▸ **Exercise**
Your answer should consist of the lines in the data below that contain "CNET".

▸ **Recorded information**
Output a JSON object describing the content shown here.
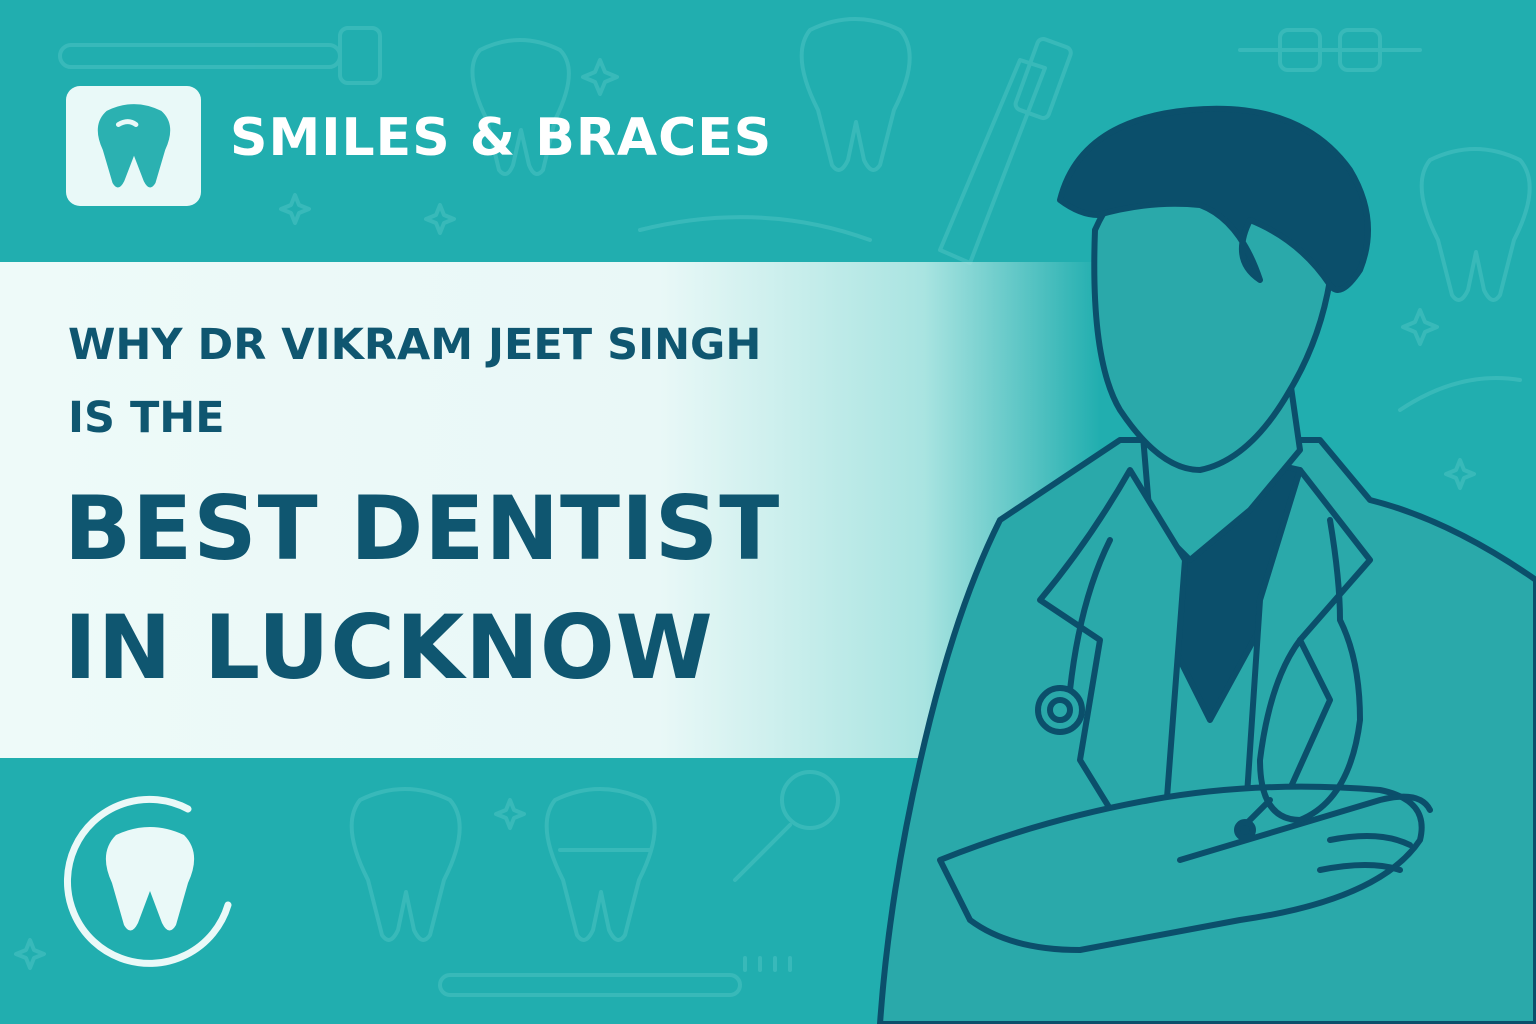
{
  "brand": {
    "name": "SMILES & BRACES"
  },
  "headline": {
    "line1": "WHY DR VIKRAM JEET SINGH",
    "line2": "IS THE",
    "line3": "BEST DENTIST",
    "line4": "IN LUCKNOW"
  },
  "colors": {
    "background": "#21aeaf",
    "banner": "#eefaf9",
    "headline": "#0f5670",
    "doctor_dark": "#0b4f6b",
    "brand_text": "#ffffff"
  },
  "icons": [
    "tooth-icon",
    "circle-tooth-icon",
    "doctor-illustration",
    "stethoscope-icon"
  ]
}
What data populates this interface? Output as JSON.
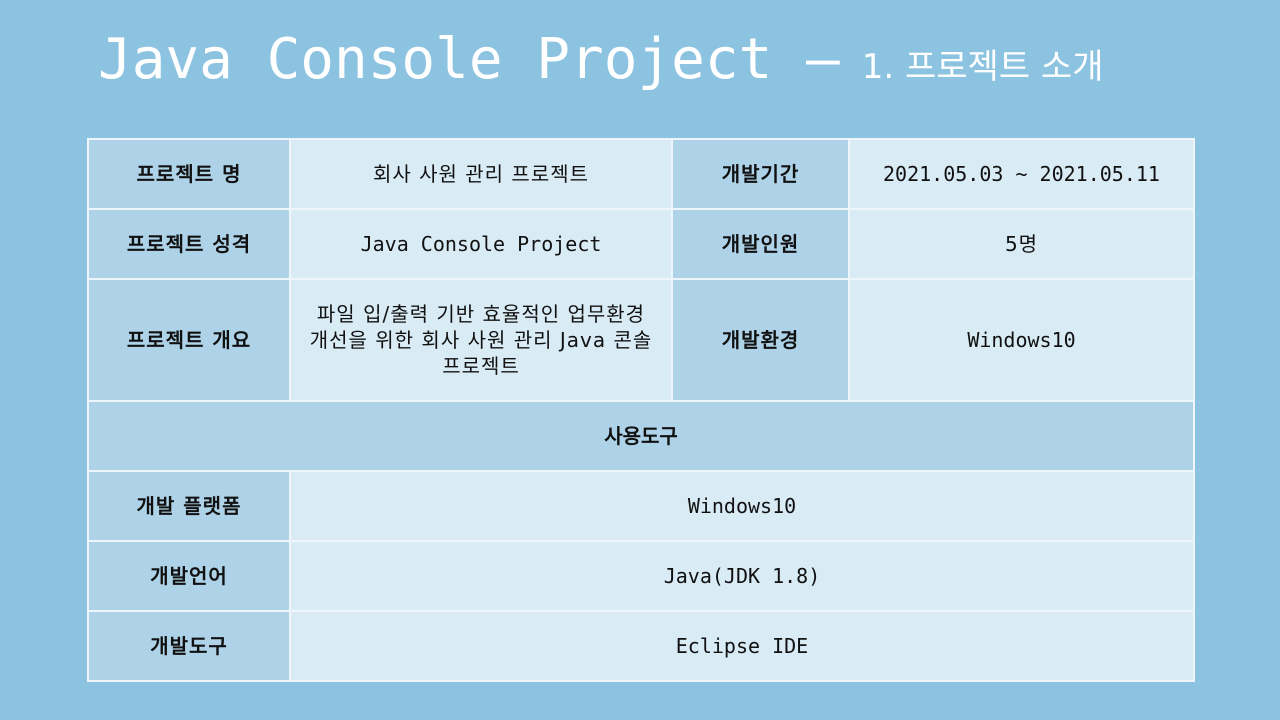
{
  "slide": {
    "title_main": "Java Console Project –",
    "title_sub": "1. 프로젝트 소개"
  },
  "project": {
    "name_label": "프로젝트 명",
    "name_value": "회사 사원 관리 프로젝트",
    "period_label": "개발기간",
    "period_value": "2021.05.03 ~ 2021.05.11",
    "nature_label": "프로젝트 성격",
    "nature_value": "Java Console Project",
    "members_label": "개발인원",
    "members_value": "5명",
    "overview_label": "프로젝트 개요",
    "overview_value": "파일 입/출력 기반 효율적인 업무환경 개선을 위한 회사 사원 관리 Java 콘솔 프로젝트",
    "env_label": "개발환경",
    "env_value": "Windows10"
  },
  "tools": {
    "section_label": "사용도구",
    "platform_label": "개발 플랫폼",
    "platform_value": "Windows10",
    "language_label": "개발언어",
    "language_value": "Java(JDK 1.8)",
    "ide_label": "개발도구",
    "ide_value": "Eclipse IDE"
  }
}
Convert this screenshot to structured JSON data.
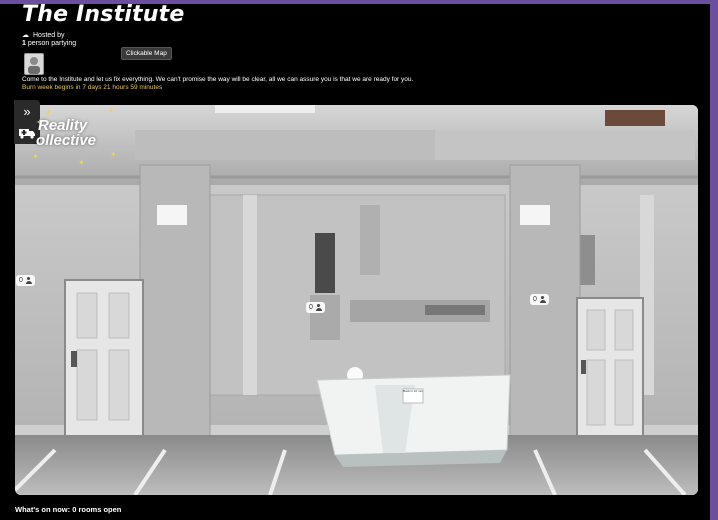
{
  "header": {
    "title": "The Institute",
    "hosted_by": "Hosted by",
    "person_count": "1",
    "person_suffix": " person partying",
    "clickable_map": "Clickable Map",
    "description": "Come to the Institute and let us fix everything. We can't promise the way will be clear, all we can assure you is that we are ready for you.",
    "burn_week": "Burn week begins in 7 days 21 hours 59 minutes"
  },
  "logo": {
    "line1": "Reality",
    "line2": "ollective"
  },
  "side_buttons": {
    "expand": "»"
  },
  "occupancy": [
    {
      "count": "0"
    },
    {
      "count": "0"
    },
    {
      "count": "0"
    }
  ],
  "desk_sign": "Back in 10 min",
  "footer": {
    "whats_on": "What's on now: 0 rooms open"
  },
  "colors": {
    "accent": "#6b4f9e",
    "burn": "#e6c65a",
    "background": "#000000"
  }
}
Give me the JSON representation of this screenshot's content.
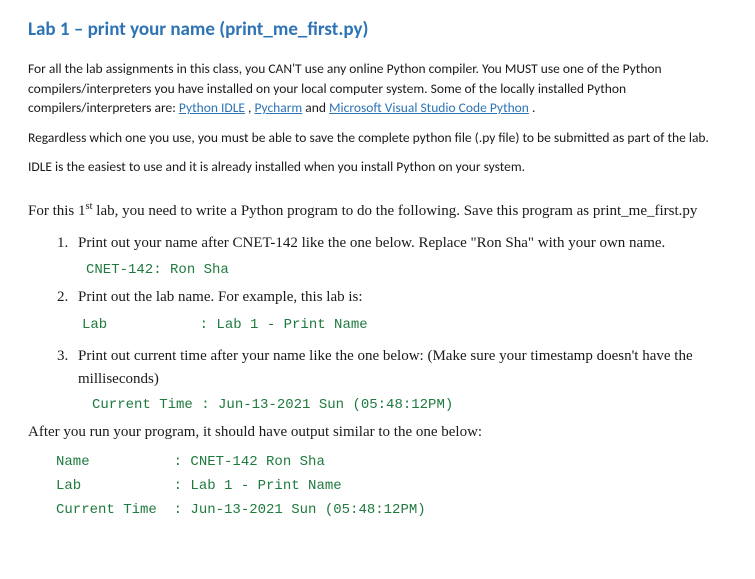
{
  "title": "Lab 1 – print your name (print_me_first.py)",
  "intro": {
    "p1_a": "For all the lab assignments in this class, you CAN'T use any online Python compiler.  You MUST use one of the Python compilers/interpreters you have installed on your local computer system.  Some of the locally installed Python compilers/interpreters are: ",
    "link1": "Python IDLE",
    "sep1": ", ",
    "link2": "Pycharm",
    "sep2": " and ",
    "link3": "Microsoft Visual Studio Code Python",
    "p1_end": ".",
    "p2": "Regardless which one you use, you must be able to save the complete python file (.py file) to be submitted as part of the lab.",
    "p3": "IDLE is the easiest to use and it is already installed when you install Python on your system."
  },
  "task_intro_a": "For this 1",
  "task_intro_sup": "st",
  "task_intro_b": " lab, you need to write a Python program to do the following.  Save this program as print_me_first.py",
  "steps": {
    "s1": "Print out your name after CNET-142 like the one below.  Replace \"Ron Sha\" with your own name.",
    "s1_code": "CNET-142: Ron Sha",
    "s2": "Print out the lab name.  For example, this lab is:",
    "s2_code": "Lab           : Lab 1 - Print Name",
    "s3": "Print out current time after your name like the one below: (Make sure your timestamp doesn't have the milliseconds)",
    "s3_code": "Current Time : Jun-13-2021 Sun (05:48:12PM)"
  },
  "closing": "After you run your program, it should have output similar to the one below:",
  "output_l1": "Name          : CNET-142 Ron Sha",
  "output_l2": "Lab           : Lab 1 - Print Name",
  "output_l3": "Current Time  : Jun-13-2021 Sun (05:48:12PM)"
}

▸ **Solved exercise**
    "s1": "Print out your name after CNET-142 like the one below.  Replace \"Ron Sha\" with your own name.",
    "s1_code": "CNET-142: Ron Sha",
  "output_l1": "Name          : CNET-142 Ron Sha",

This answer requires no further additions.